# TASK:
Keep only those lines of the records that include the string "title".

[Stored data entries]
*** Block opens ***
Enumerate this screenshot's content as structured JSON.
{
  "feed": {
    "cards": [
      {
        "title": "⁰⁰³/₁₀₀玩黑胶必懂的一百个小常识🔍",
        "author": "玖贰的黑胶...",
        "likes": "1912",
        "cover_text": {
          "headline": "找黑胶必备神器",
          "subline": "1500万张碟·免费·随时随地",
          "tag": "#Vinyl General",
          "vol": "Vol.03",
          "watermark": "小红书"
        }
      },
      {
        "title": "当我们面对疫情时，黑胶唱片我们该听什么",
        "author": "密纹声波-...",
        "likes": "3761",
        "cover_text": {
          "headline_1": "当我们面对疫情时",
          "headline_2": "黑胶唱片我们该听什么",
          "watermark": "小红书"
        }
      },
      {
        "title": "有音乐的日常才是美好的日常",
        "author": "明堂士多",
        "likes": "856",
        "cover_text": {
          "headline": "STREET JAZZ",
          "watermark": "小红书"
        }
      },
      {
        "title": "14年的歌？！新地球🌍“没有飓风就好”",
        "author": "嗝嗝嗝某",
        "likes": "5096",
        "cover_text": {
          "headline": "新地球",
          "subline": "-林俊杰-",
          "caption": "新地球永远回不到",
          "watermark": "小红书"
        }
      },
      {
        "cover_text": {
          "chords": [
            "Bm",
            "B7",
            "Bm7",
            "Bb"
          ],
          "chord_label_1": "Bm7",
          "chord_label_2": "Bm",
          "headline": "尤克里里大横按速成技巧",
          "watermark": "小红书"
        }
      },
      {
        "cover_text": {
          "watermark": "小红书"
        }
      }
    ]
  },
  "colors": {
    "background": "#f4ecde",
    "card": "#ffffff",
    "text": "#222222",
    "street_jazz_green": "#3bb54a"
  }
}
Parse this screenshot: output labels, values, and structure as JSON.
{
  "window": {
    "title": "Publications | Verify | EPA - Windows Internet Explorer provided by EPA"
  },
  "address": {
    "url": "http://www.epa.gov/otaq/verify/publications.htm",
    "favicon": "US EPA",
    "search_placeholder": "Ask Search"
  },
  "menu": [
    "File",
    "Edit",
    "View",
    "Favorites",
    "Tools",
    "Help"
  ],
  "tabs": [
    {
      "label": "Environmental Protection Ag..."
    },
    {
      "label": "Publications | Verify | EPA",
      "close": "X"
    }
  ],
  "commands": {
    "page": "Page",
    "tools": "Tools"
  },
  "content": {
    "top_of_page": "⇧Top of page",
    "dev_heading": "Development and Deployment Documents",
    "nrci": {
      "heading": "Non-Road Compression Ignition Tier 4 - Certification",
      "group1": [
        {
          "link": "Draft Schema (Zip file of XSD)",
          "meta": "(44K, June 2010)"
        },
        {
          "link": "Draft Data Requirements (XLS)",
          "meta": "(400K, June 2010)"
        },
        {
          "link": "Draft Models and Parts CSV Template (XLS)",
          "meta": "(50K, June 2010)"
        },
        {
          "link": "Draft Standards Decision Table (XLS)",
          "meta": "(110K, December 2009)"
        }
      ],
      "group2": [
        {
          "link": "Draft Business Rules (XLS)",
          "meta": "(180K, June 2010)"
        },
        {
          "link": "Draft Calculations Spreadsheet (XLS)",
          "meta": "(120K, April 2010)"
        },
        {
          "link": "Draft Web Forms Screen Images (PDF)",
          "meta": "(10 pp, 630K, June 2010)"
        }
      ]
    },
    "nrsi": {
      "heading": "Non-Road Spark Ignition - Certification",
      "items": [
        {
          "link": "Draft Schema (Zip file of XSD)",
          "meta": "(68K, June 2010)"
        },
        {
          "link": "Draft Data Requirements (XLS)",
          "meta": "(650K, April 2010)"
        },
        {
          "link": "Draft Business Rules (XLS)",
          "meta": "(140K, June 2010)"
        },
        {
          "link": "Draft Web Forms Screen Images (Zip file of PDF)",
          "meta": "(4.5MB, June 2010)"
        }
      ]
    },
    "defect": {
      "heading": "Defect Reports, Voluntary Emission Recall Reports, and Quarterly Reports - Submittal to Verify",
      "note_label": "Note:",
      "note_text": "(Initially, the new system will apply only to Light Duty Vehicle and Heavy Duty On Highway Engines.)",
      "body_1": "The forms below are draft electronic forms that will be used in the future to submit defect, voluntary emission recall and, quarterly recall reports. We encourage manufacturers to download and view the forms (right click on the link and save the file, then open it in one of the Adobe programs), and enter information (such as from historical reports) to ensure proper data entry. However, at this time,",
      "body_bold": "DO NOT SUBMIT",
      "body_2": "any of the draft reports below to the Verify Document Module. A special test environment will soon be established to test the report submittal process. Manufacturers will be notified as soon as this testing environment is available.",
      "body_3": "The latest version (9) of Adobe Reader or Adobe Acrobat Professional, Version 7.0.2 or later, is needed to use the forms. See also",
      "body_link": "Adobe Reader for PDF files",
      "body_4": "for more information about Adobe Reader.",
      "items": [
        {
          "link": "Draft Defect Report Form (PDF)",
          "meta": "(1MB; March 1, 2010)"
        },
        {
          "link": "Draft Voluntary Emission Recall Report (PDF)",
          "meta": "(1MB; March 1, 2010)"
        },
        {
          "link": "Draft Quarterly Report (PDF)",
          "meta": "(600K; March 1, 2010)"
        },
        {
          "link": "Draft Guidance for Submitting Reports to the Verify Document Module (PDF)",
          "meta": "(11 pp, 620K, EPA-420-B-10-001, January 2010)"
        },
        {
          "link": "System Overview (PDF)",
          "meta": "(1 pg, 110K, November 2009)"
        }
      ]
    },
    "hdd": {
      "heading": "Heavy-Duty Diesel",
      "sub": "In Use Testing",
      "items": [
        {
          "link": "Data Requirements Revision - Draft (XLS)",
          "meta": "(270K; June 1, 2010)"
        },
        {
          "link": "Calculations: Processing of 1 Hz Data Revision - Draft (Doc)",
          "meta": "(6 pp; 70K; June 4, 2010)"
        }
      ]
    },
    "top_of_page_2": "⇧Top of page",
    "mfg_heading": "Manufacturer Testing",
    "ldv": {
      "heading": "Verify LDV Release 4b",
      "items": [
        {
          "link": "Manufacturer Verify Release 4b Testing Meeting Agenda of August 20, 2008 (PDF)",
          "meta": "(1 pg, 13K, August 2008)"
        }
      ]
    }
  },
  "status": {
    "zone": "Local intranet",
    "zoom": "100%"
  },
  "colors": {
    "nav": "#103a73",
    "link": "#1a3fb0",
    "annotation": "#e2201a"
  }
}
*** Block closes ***
# YOUR RESPONSE:
        "title": "⁰⁰³/₁₀₀玩黑胶必懂的一百个小常识🔍",
        "title": "当我们面对疫情时，黑胶唱片我们该听什么",
        "title": "有音乐的日常才是美好的日常",
        "title": "14年的歌？！新地球🌍“没有飓风就好”",
    "title": "Publications | Verify | EPA - Windows Internet Explorer provided by EPA"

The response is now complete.